"The Motley Fool aims to build a strong investment community, which it does by providing a variety of resources: the website, books, a newspaper column, a radio [show], and [newsletters]," wrote (the clearly insightful and talented) money reporter Kathleen Elkins. "This site has something for every type of investor, from basic lessons for beginners to investing commentary on mutual funds, stock sectors, and value for the more advanced."

Our mission at The Motley Fool is to help the world invest better, so it's nice to receive that kind of recognition. It lets us know we're doing our job.

Whether that's helping the entirely uninitiated overcome their fear of stocks all the way to offering clear and successful guidance on complicated-sounding options trades, we want to provide our readers with a boost to the next step on their journey to financial independence.

Articles and beyond

As Business Insider wrote, there are a number of resources available from the Fool for investors of all levels and styles.

In addition to the dozens of free articles we publish every day on our website, I want to highlight two must-see spots in your tour of fool.com.

For the beginning investor

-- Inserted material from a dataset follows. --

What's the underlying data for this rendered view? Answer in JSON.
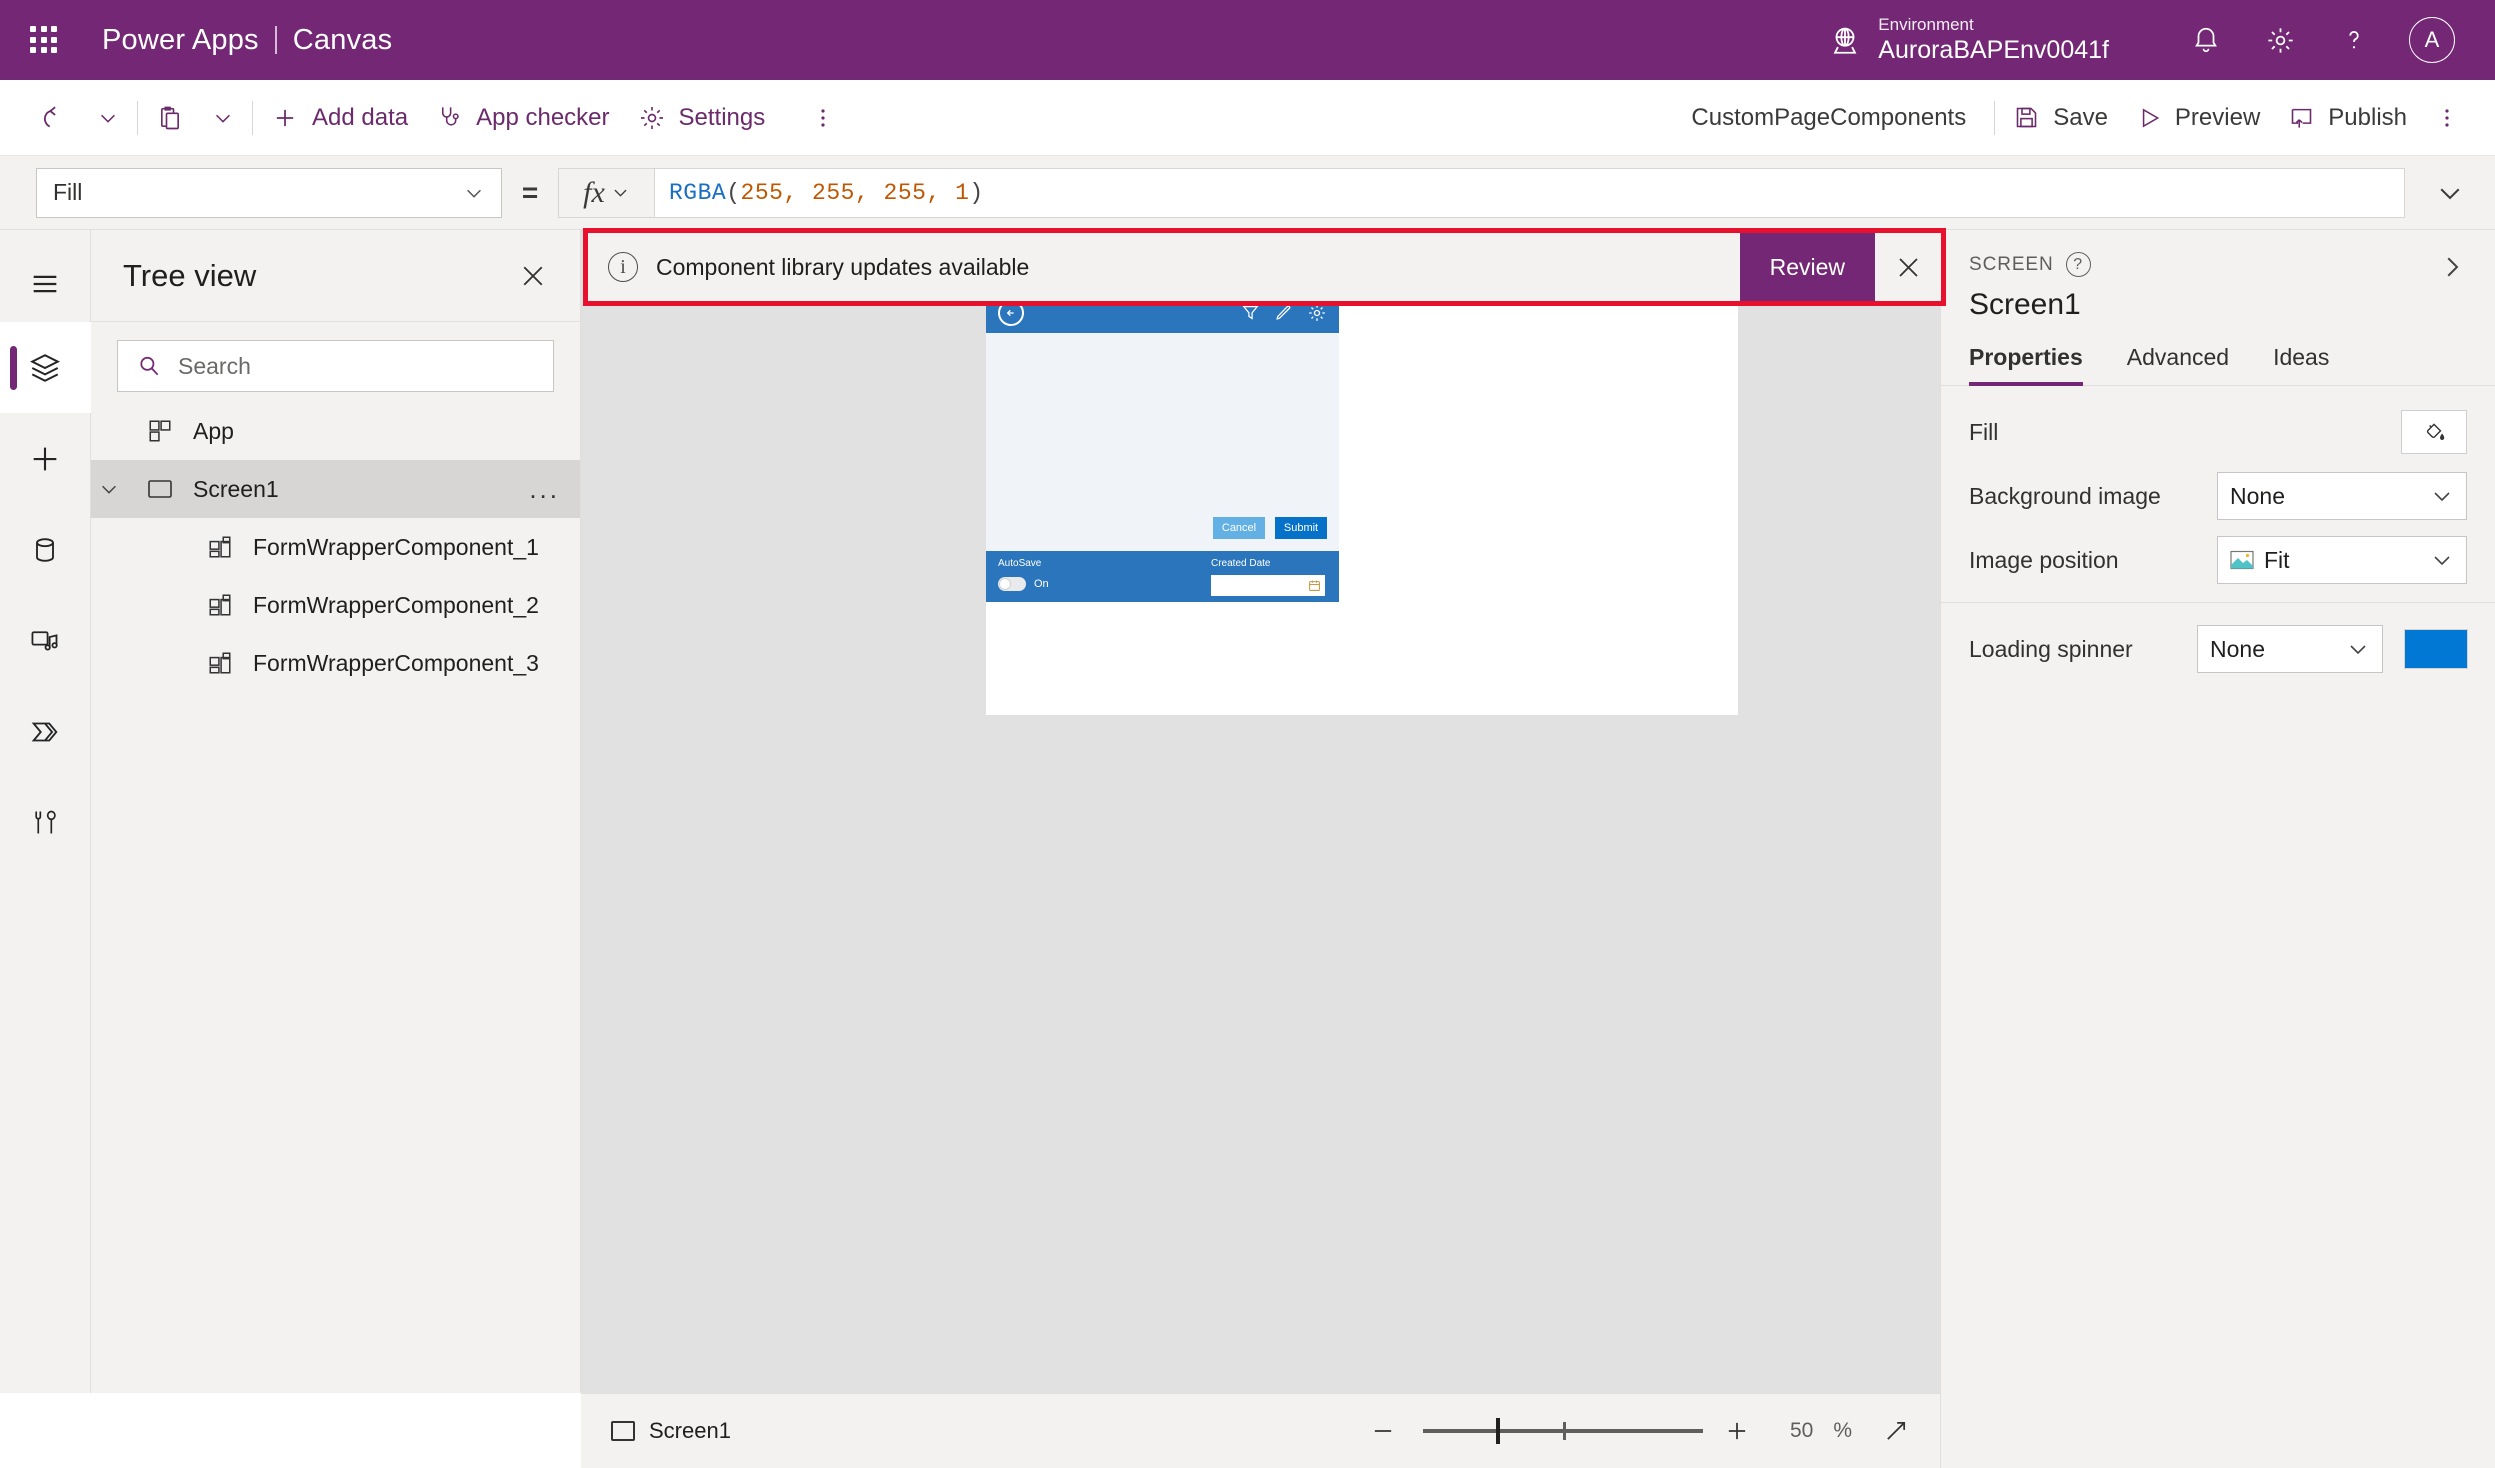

Investing can seem like a Big Deal to those who have yet to buy their first stock. Many investment professionals try to infuse the conversation with jargon in order to deter individual investors from tackling it on their own (and to justify their often sky-high fees).

But the individual investor can beat the market. The real secret to investing is that it doesn't take tons of money, endless hours, or super-secret formulas that only experts possess.

That's why we created a best-selling guide that walks investors-to-be through everything they need to know to get started. And because we're so dedicated to our mission, we've made that available for free.

If you're just starting out (or want to help out someone who is), go to www.fool.com/beginners, drop in your email address, and you'll be able to instantly access the quick-read guide ... for free.

For the listener

Whether it's on the stationary exercise bike or during my daily commute, I spend a lot of time going nowhere. But I've found a way to make that time benefit me.

The Motley Fool offers five podcasts that I refer to as "binge-worthy financial information."

Motley Fool Money features a team of our analysts discussing the week's top business and investing stories, interviews, and an inside look at the stocks on our radar. It's also featured on several dozen radio stations across the country.

The hosts of Motley Fool Answers challenge the conventional wisdom on life's biggest financial issues to reveal what you really need to know to make smart money moves.

David Gardner, co-founder of The Motley Fool, is among the most respected and trusted sources on investing. And he's the host of Rule Breaker Investing, in which he shares his insights into today's most innovative and disruptive companies ... and how to profit from them.

Market Foolery is our daily look at stocks in the news, as well as the top business and investing stories.

And Industry Focus offers a deeper dive into a specific industry and the stories making headlines. Healthcare, technology, energy, consumer goods, and other industries take turns in the spotlight.

They're all informative, entertaining, and eminently listenable ... and I don't say that simply because the hosts all sit within a Nerf-gun shot of my desk. Rule Breaker Investing and Answers contain timeless advice, so you might want to go back to the beginning with those. The other three take their cues from the market, so you'll want to listen to the most recent first. All are available at www.fool.com/podcasts.

But wait, there's more

The book and the podcasts – both free ... both awesome – also come with an ongoing benefit. If you download the book, or if you enter your email address in the magical box at the podcasts page, you'll get ongoing market coverage sent straight to your inbox.

Investor Insights is valuable and enjoyable coverage of everything from macroeconomic events to investing strategies to our analyst's travels around the world to find the next big thing. Also free.

Get the book. Listen to a podcast. Sign up for Investor Insights. I'm not saying that any of those things will make you rich ... but Business Insider seems to think so.

Compare Brokers